** Opening MATERIAL PROVIDED block **

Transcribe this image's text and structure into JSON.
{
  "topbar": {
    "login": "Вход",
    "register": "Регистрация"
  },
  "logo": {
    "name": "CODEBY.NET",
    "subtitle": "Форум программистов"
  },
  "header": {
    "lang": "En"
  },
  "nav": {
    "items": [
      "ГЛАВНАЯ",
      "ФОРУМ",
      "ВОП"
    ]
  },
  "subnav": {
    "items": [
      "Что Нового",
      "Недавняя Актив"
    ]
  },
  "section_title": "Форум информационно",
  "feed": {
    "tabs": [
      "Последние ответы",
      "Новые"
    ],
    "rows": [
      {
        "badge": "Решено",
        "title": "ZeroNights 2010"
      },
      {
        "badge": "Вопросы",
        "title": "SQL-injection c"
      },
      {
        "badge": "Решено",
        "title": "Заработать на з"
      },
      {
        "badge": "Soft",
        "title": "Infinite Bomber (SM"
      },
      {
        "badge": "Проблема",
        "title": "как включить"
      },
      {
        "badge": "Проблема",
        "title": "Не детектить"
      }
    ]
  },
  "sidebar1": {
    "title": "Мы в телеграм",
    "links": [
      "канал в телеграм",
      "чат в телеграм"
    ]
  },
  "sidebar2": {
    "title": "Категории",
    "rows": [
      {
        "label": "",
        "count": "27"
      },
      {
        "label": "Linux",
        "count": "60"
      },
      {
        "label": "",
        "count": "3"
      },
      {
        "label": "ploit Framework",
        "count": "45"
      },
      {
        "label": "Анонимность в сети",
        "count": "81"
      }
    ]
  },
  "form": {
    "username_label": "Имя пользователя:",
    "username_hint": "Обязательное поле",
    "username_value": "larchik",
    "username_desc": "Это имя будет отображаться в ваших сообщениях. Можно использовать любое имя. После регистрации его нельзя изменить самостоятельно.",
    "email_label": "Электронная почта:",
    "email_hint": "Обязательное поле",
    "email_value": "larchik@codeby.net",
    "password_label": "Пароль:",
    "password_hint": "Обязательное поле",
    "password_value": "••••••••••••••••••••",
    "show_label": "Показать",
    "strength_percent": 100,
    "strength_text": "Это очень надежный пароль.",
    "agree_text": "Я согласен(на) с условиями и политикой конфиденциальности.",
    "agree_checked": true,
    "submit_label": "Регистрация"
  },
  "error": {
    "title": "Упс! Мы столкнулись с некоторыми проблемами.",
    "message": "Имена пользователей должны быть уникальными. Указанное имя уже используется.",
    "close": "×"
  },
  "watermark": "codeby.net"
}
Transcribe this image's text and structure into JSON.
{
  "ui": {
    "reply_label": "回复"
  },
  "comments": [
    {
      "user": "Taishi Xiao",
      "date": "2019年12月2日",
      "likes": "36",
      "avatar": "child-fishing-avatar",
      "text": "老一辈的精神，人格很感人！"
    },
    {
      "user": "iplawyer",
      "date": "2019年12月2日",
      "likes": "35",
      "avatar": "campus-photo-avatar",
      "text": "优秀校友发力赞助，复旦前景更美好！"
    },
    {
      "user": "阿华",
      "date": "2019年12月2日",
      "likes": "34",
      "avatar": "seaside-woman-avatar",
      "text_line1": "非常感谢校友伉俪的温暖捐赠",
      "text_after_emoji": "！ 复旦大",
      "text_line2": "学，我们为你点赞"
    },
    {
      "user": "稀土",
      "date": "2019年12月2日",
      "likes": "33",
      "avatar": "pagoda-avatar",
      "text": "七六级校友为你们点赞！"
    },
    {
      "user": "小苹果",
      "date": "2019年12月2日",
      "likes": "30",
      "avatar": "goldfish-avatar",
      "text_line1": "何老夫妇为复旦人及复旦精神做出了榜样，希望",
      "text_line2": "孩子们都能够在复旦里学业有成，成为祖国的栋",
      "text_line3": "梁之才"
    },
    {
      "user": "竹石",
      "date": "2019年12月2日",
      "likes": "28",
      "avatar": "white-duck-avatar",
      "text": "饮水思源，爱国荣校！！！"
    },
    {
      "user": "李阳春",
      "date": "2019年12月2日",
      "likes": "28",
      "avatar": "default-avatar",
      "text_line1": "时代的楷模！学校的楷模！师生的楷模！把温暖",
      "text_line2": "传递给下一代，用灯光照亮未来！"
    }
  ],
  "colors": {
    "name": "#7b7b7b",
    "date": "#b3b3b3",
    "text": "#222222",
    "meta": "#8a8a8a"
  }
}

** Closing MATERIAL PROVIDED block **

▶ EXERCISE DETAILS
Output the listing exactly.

▶ WRITTEN RESPONSE
Transcribe this image's text and structure into JSON.
{
  "topbar": {
    "login": "Вход",
    "register": "Регистрация"
  },
  "logo": {
    "name": "CODEBY.NET",
    "subtitle": "Форум программистов"
  },
  "header": {
    "lang": "En"
  },
  "nav": {
    "items": [
      "ГЛАВНАЯ",
      "ФОРУМ",
      "ВОП"
    ]
  },
  "subnav": {
    "items": [
      "Что Нового",
      "Недавняя Актив"
    ]
  },
  "section_title": "Форум информационно",
  "feed": {
    "tabs": [
      "Последние ответы",
      "Новые"
    ],
    "rows": [
      {
        "badge": "Решено",
        "title": "ZeroNights 2010"
      },
      {
        "badge": "Вопросы",
        "title": "SQL-injection c"
      },
      {
        "badge": "Решено",
        "title": "Заработать на з"
      },
      {
        "badge": "Soft",
        "title": "Infinite Bomber (SM"
      },
      {
        "badge": "Проблема",
        "title": "как включить"
      },
      {
        "badge": "Проблема",
        "title": "Не детектить"
      }
    ]
  },
  "sidebar1": {
    "title": "Мы в телеграм",
    "links": [
      "канал в телеграм",
      "чат в телеграм"
    ]
  },
  "sidebar2": {
    "title": "Категории",
    "rows": [
      {
        "label": "",
        "count": "27"
      },
      {
        "label": "Linux",
        "count": "60"
      },
      {
        "label": "",
        "count": "3"
      },
      {
        "label": "ploit Framework",
        "count": "45"
      },
      {
        "label": "Анонимность в сети",
        "count": "81"
      }
    ]
  },
  "form": {
    "username_label": "Имя пользователя:",
    "username_hint": "Обязательное поле",
    "username_value": "larchik",
    "username_desc": "Это имя будет отображаться в ваших сообщениях. Можно использовать любое имя. После регистрации его нельзя изменить самостоятельно.",
    "email_label": "Электронная почта:",
    "email_hint": "Обязательное поле",
    "email_value": "larchik@codeby.net",
    "password_label": "Пароль:",
    "password_hint": "Обязательное поле",
    "password_value": "••••••••••••••••••••",
    "show_label": "Показать",
    "strength_percent": 100,
    "strength_text": "Это очень надежный пароль.",
    "agree_text": "Я согласен(на) с условиями и политикой конфиденциальности.",
    "agree_checked": true,
    "submit_label": "Регистрация"
  },
  "error": {
    "title": "Упс! Мы столкнулись с некоторыми проблемами.",
    "message": "Имена пользователей должны быть уникальными. Указанное имя уже используется.",
    "close": "×"
  },
  "watermark": "codeby.net"
}
Transcribe this image's text and structure into JSON.
{
  "ui": {
    "reply_label": "回复"
  },
  "comments": [
    {
      "user": "Taishi Xiao",
      "date": "2019年12月2日",
      "likes": "36",
      "avatar": "child-fishing-avatar",
      "text": "老一辈的精神，人格很感人！"
    },
    {
      "user": "iplawyer",
      "date": "2019年12月2日",
      "likes": "35",
      "avatar": "campus-photo-avatar",
      "text": "优秀校友发力赞助，复旦前景更美好！"
    },
    {
      "user": "阿华",
      "date": "2019年12月2日",
      "likes": "34",
      "avatar": "seaside-woman-avatar",
      "text_line1": "非常感谢校友伉俪的温暖捐赠",
      "text_after_emoji": "！ 复旦大",
      "text_line2": "学，我们为你点赞"
    },
    {
      "user": "稀土",
      "date": "2019年12月2日",
      "likes": "33",
      "avatar": "pagoda-avatar",
      "text": "七六级校友为你们点赞！"
    },
    {
      "user": "小苹果",
      "date": "2019年12月2日",
      "likes": "30",
      "avatar": "goldfish-avatar",
      "text_line1": "何老夫妇为复旦人及复旦精神做出了榜样，希望",
      "text_line2": "孩子们都能够在复旦里学业有成，成为祖国的栋",
      "text_line3": "梁之才"
    },
    {
      "user": "竹石",
      "date": "2019年12月2日",
      "likes": "28",
      "avatar": "white-duck-avatar",
      "text": "饮水思源，爱国荣校！！！"
    },
    {
      "user": "李阳春",
      "date": "2019年12月2日",
      "likes": "28",
      "avatar": "default-avatar",
      "text_line1": "时代的楷模！学校的楷模！师生的楷模！把温暖",
      "text_line2": "传递给下一代，用灯光照亮未来！"
    }
  ],
  "colors": {
    "name": "#7b7b7b",
    "date": "#b3b3b3",
    "text": "#222222",
    "meta": "#8a8a8a"
  }
}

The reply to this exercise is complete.